Required work
Report every line of the records that contains the word "Cohost".

Material for the task

○ ○ ○ ○ ○

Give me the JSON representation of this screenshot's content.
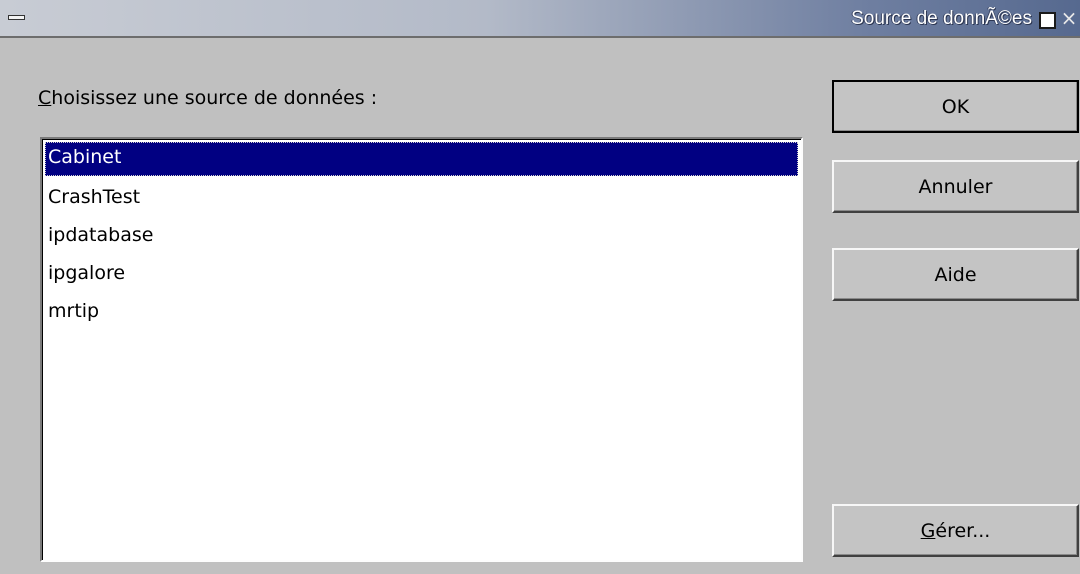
{
  "window": {
    "title": "Source de donnÃ©es",
    "menu_icon": "window-menu-icon",
    "maximize_icon": "maximize-icon",
    "close_icon": "close-icon",
    "close_glyph": "×"
  },
  "dialog": {
    "prompt_mnemonic": "C",
    "prompt_rest": "hoisissez une source de données :",
    "datasources": [
      {
        "label": "Cabinet",
        "selected": true
      },
      {
        "label": "CrashTest",
        "selected": false
      },
      {
        "label": "ipdatabase",
        "selected": false
      },
      {
        "label": "ipgalore",
        "selected": false
      },
      {
        "label": "mrtip",
        "selected": false
      }
    ],
    "buttons": {
      "ok": "OK",
      "cancel": "Annuler",
      "help": "Aide",
      "manage_mnemonic": "G",
      "manage_rest": "érer..."
    }
  },
  "colors": {
    "selection_bg": "#010082",
    "selection_fg": "#ffffff",
    "window_bg": "#c0c0c0"
  }
}
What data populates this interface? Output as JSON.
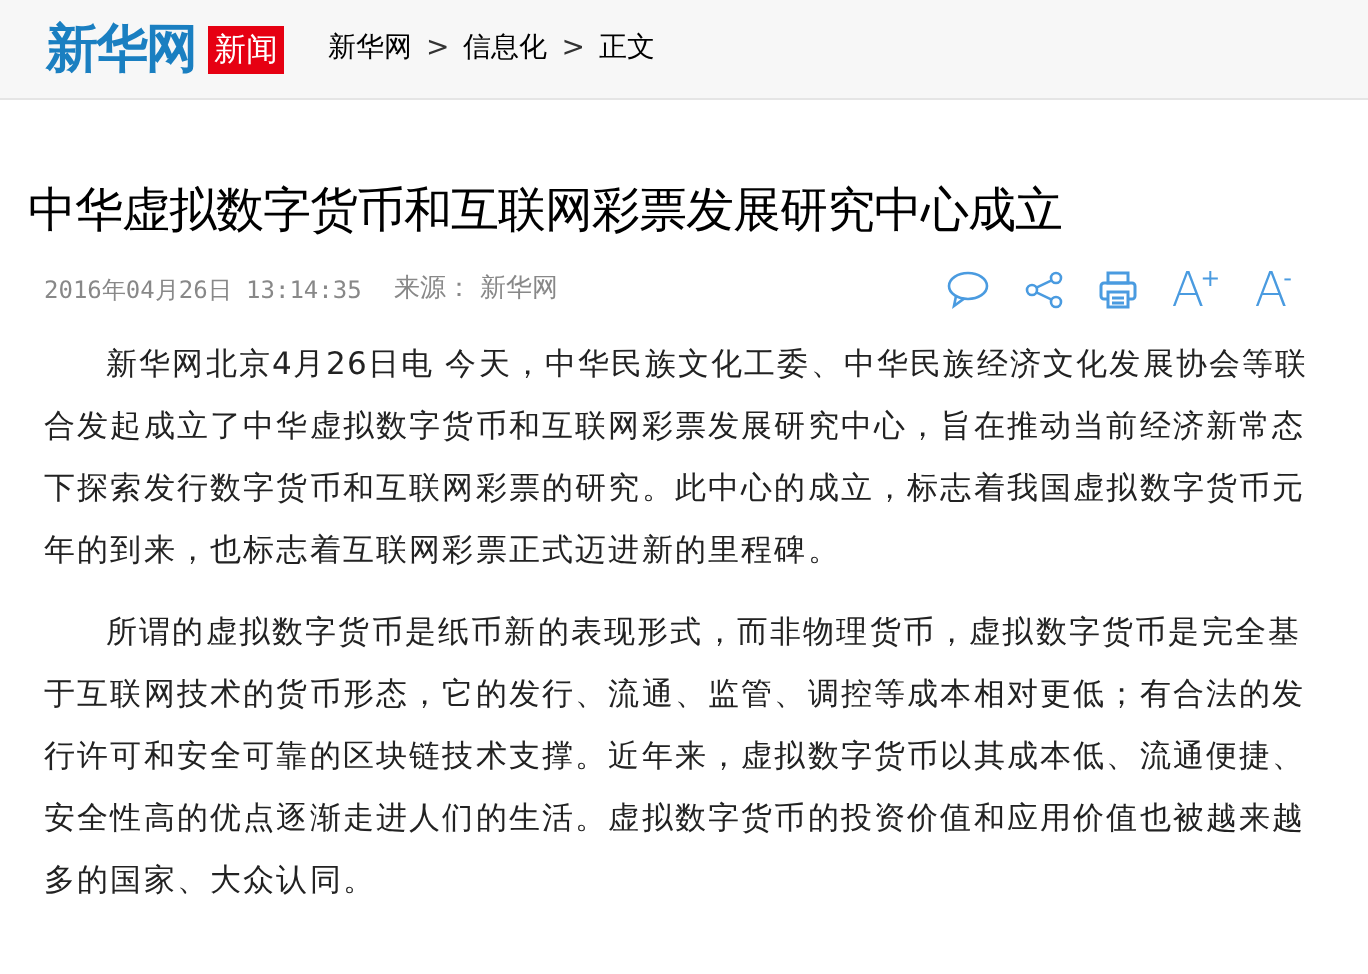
{
  "header": {
    "logo": "新华网",
    "logo_badge": "新闻",
    "breadcrumb": [
      "新华网",
      "信息化",
      "正文"
    ],
    "separator": ">"
  },
  "article": {
    "title": "中华虚拟数字货币和互联网彩票发展研究中心成立",
    "date": "2016年04月26日",
    "time": "13:14:35",
    "source_label": "来源：",
    "source": "新华网",
    "font_buttons": [
      {
        "letter": "A",
        "sign": "+"
      },
      {
        "letter": "A",
        "sign": "-"
      }
    ],
    "paragraphs": [
      "新华网北京4月26日电 今天，中华民族文化工委、中华民族经济文化发展协会等联合发起成立了中华虚拟数字货币和互联网彩票发展研究中心，旨在推动当前经济新常态下探索发行数字货币和互联网彩票的研究。此中心的成立，标志着我国虚拟数字货币元年的到来，也标志着互联网彩票正式迈进新的里程碑。",
      "所谓的虚拟数字货币是纸币新的表现形式，而非物理货币，虚拟数字货币是完全基于互联网技术的货币形态，它的发行、流通、监管、调控等成本相对更低；有合法的发行许可和安全可靠的区块链技术支撑。近年来，虚拟数字货币以其成本低、流通便捷、安全性高的优点逐渐走进人们的生活。虚拟数字货币的投资价值和应用价值也被越来越多的国家、大众认同。"
    ]
  }
}
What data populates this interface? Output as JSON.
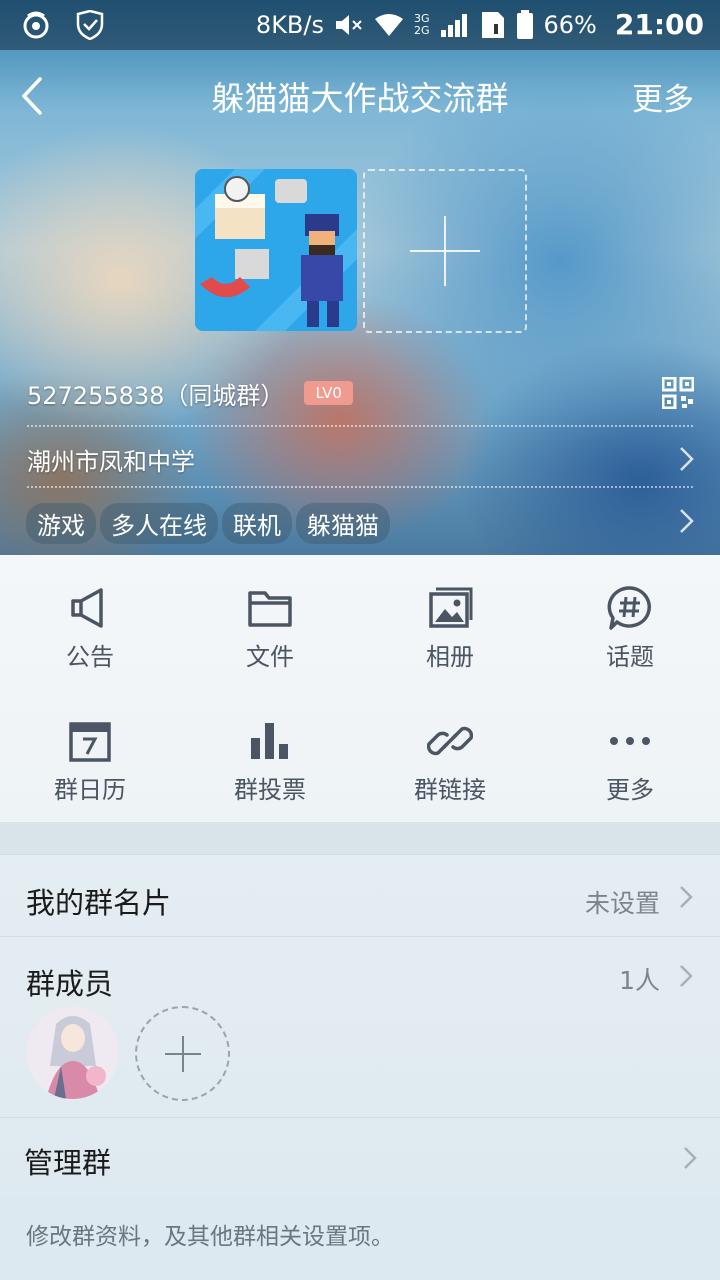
{
  "status_bar": {
    "speed": "8KB/s",
    "network_top": "3G",
    "network_bottom": "2G",
    "battery": "66%",
    "time": "21:00"
  },
  "nav": {
    "title": "躲猫猫大作战交流群",
    "more": "更多"
  },
  "group": {
    "id_text": "527255838（同城群）",
    "level": "LV0",
    "location": "潮州市凤和中学",
    "tags": [
      "游戏",
      "多人在线",
      "联机",
      "躲猫猫"
    ]
  },
  "features": [
    {
      "label": "公告",
      "icon": "megaphone-icon"
    },
    {
      "label": "文件",
      "icon": "folder-icon"
    },
    {
      "label": "相册",
      "icon": "album-icon"
    },
    {
      "label": "话题",
      "icon": "topic-icon"
    },
    {
      "label": "群日历",
      "icon": "calendar-icon"
    },
    {
      "label": "群投票",
      "icon": "bar-chart-icon"
    },
    {
      "label": "群链接",
      "icon": "link-icon"
    },
    {
      "label": "更多",
      "icon": "more-dots-icon"
    }
  ],
  "rows": {
    "card_label": "我的群名片",
    "card_value": "未设置",
    "members_label": "群成员",
    "members_value": "1人",
    "manage_label": "管理群"
  },
  "footer": {
    "hint": "修改群资料，及其他群相关设置项。"
  },
  "colors": {
    "level_badge": "#f19a8f",
    "icon": "#4b5563"
  }
}
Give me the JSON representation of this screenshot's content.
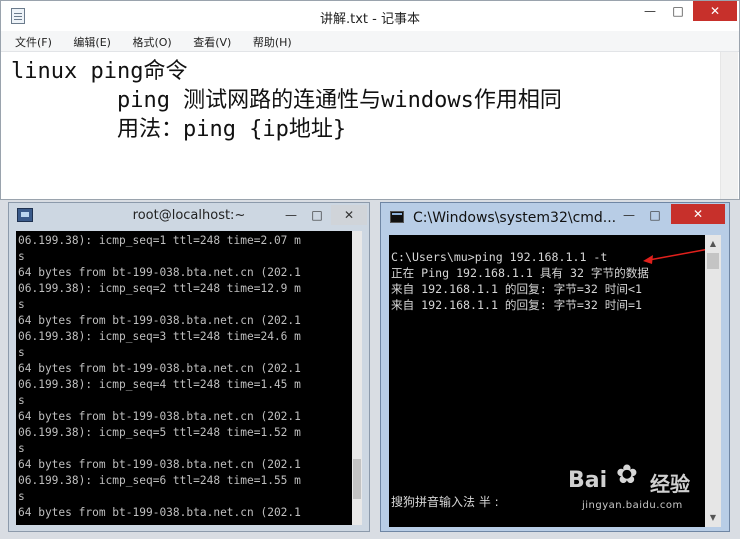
{
  "notepad": {
    "title": "讲解.txt - 记事本",
    "menu": [
      "文件(F)",
      "编辑(E)",
      "格式(O)",
      "查看(V)",
      "帮助(H)"
    ],
    "lines": [
      "linux ping命令",
      "        ping 测试网路的连通性与windows作用相同",
      "        用法：ping {ip地址}"
    ]
  },
  "putty": {
    "title": "root@localhost:~",
    "lines": [
      "06.199.38): icmp_seq=1 ttl=248 time=2.07 m",
      "s",
      "64 bytes from bt-199-038.bta.net.cn (202.1",
      "06.199.38): icmp_seq=2 ttl=248 time=12.9 m",
      "s",
      "64 bytes from bt-199-038.bta.net.cn (202.1",
      "06.199.38): icmp_seq=3 ttl=248 time=24.6 m",
      "s",
      "64 bytes from bt-199-038.bta.net.cn (202.1",
      "06.199.38): icmp_seq=4 ttl=248 time=1.45 m",
      "s",
      "64 bytes from bt-199-038.bta.net.cn (202.1",
      "06.199.38): icmp_seq=5 ttl=248 time=1.52 m",
      "s",
      "64 bytes from bt-199-038.bta.net.cn (202.1",
      "06.199.38): icmp_seq=6 ttl=248 time=1.55 m",
      "s",
      "64 bytes from bt-199-038.bta.net.cn (202.1"
    ]
  },
  "cmd": {
    "title": "C:\\Windows\\system32\\cmd...",
    "lines": [
      "C:\\Users\\mu>ping 192.168.1.1 -t",
      "",
      "正在 Ping 192.168.1.1 具有 32 字节的数据",
      "来自 192.168.1.1 的回复: 字节=32 时间<1",
      "来自 192.168.1.1 的回复: 字节=32 时间=1"
    ],
    "ime": "搜狗拼音输入法 半 :",
    "arrow_color": "#e0201c"
  },
  "watermark": {
    "brand_left": "Bai",
    "brand_right": "经验",
    "url": "jingyan.baidu.com"
  },
  "window_buttons": {
    "minimize": "—",
    "restore": "□",
    "close": "✕"
  }
}
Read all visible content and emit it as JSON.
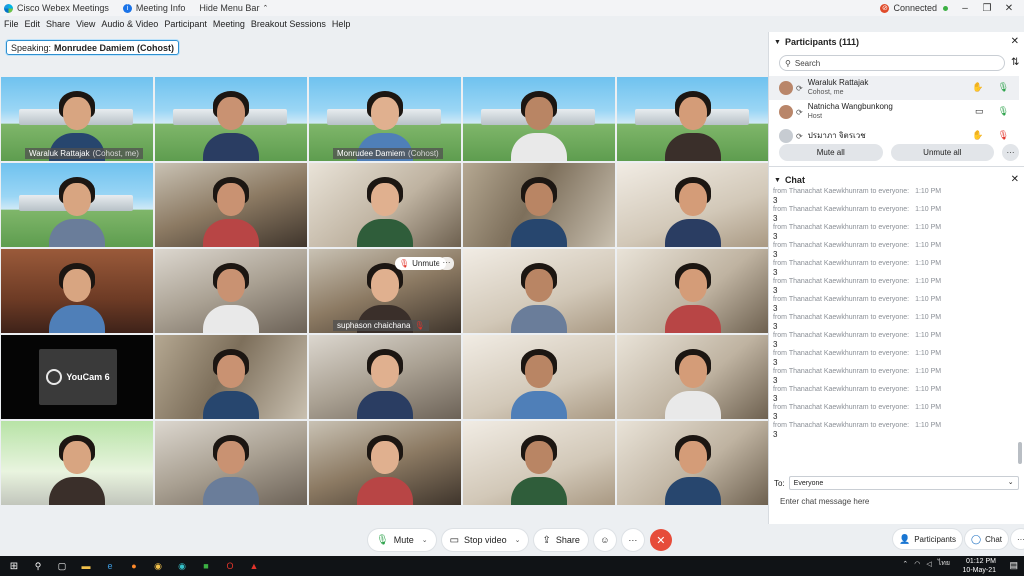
{
  "titlebar": {
    "app_name": "Cisco Webex Meetings",
    "meeting_info": "Meeting Info",
    "hide_menu": "Hide Menu Bar",
    "connection": "Connected",
    "minimize": "–",
    "restore": "❐",
    "close": "✕"
  },
  "menu": [
    "File",
    "Edit",
    "Share",
    "View",
    "Audio & Video",
    "Participant",
    "Meeting",
    "Breakout Sessions",
    "Help"
  ],
  "speaking": {
    "label": "Speaking:",
    "name": "Monrudee Damiem (Cohost)"
  },
  "tiles": [
    {
      "name": "Waraluk Rattajak",
      "sub": "(Cohost, me)",
      "scene": "school",
      "active": true
    },
    {
      "name": "",
      "sub": "",
      "scene": "school",
      "active": false
    },
    {
      "name": "Monrudee Damiem",
      "sub": "(Cohost)",
      "scene": "school",
      "active": true
    },
    {
      "name": "",
      "sub": "",
      "scene": "school",
      "active": false
    },
    {
      "name": "",
      "sub": "",
      "scene": "school",
      "active": false
    },
    {
      "name": "",
      "sub": "",
      "scene": "school",
      "active": false
    },
    {
      "name": "",
      "sub": "",
      "scene": "home1",
      "active": false
    },
    {
      "name": "",
      "sub": "",
      "scene": "home2",
      "active": false
    },
    {
      "name": "",
      "sub": "",
      "scene": "home3",
      "active": false
    },
    {
      "name": "",
      "sub": "",
      "scene": "home4",
      "active": false
    },
    {
      "name": "",
      "sub": "",
      "scene": "home5",
      "active": false
    },
    {
      "name": "",
      "sub": "",
      "scene": "home6",
      "active": false
    },
    {
      "name": "suphason chaichana",
      "sub": "",
      "scene": "home1",
      "active": false,
      "hover": true
    },
    {
      "name": "",
      "sub": "",
      "scene": "home4",
      "active": false
    },
    {
      "name": "",
      "sub": "",
      "scene": "home2",
      "active": false
    },
    {
      "name": "",
      "sub": "",
      "scene": "dark",
      "active": false,
      "youcam": true
    },
    {
      "name": "",
      "sub": "",
      "scene": "home3",
      "active": false
    },
    {
      "name": "",
      "sub": "",
      "scene": "home6",
      "active": false
    },
    {
      "name": "",
      "sub": "",
      "scene": "home4",
      "active": false
    },
    {
      "name": "",
      "sub": "",
      "scene": "home2",
      "active": false
    },
    {
      "name": "",
      "sub": "",
      "scene": "green",
      "active": false
    },
    {
      "name": "",
      "sub": "",
      "scene": "home6",
      "active": false
    },
    {
      "name": "",
      "sub": "",
      "scene": "home1",
      "active": false
    },
    {
      "name": "",
      "sub": "",
      "scene": "home4",
      "active": false
    },
    {
      "name": "",
      "sub": "",
      "scene": "home2",
      "active": false
    }
  ],
  "tile_overlay": {
    "unmute": "Unmute",
    "more": "···",
    "youcam_text": "YouCam 6"
  },
  "participants": {
    "title": "Participants (111)",
    "search_placeholder": "Search",
    "rows": [
      {
        "name": "Waraluk Rattajak",
        "role": "Cohost, me"
      },
      {
        "name": "Natnicha Wangbunkong",
        "role": "Host"
      },
      {
        "name": "ปรมาภา จิตรเวช",
        "role": ""
      }
    ],
    "mute_all": "Mute all",
    "unmute_all": "Unmute all",
    "more": "···"
  },
  "chat": {
    "title": "Chat",
    "messages": [
      {
        "from": "from Thanachat Kaewkhunram to everyone:",
        "time": "1:10 PM",
        "text": "3"
      },
      {
        "from": "from Thanachat Kaewkhunram to everyone:",
        "time": "1:10 PM",
        "text": "3"
      },
      {
        "from": "from Thanachat Kaewkhunram to everyone:",
        "time": "1:10 PM",
        "text": "3"
      },
      {
        "from": "from Thanachat Kaewkhunram to everyone:",
        "time": "1:10 PM",
        "text": "3"
      },
      {
        "from": "from Thanachat Kaewkhunram to everyone:",
        "time": "1:10 PM",
        "text": "3"
      },
      {
        "from": "from Thanachat Kaewkhunram to everyone:",
        "time": "1:10 PM",
        "text": "3"
      },
      {
        "from": "from Thanachat Kaewkhunram to everyone:",
        "time": "1:10 PM",
        "text": "3"
      },
      {
        "from": "from Thanachat Kaewkhunram to everyone:",
        "time": "1:10 PM",
        "text": "3"
      },
      {
        "from": "from Thanachat Kaewkhunram to everyone:",
        "time": "1:10 PM",
        "text": "3"
      },
      {
        "from": "from Thanachat Kaewkhunram to everyone:",
        "time": "1:10 PM",
        "text": "3"
      },
      {
        "from": "from Thanachat Kaewkhunram to everyone:",
        "time": "1:10 PM",
        "text": "3"
      },
      {
        "from": "from Thanachat Kaewkhunram to everyone:",
        "time": "1:10 PM",
        "text": "3"
      },
      {
        "from": "from Thanachat Kaewkhunram to everyone:",
        "time": "1:10 PM",
        "text": "3"
      },
      {
        "from": "from Thanachat Kaewkhunram to everyone:",
        "time": "1:10 PM",
        "text": "3"
      }
    ],
    "to_label": "To:",
    "to_value": "Everyone",
    "input_placeholder": "Enter chat message here"
  },
  "controls": {
    "mute": "Mute",
    "stop_video": "Stop video",
    "share": "Share",
    "emoji": "☺",
    "more": "···",
    "leave": "✕",
    "participants": "Participants",
    "chat": "Chat"
  },
  "taskbar": {
    "time": "01:12 PM",
    "date": "10-May-21",
    "lang": "ไทย"
  },
  "colors": {
    "accent": "#2fb7e5",
    "leave": "#e64c3a",
    "mic_on": "#2ca24a",
    "mic_off": "#e2342b"
  }
}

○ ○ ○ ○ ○

Written reply
    "name": "Monrudee Damiem (Cohost)"
      "sub": "(Cohost, me)",
      "sub": "(Cohost)",
        "role": "Cohost, me"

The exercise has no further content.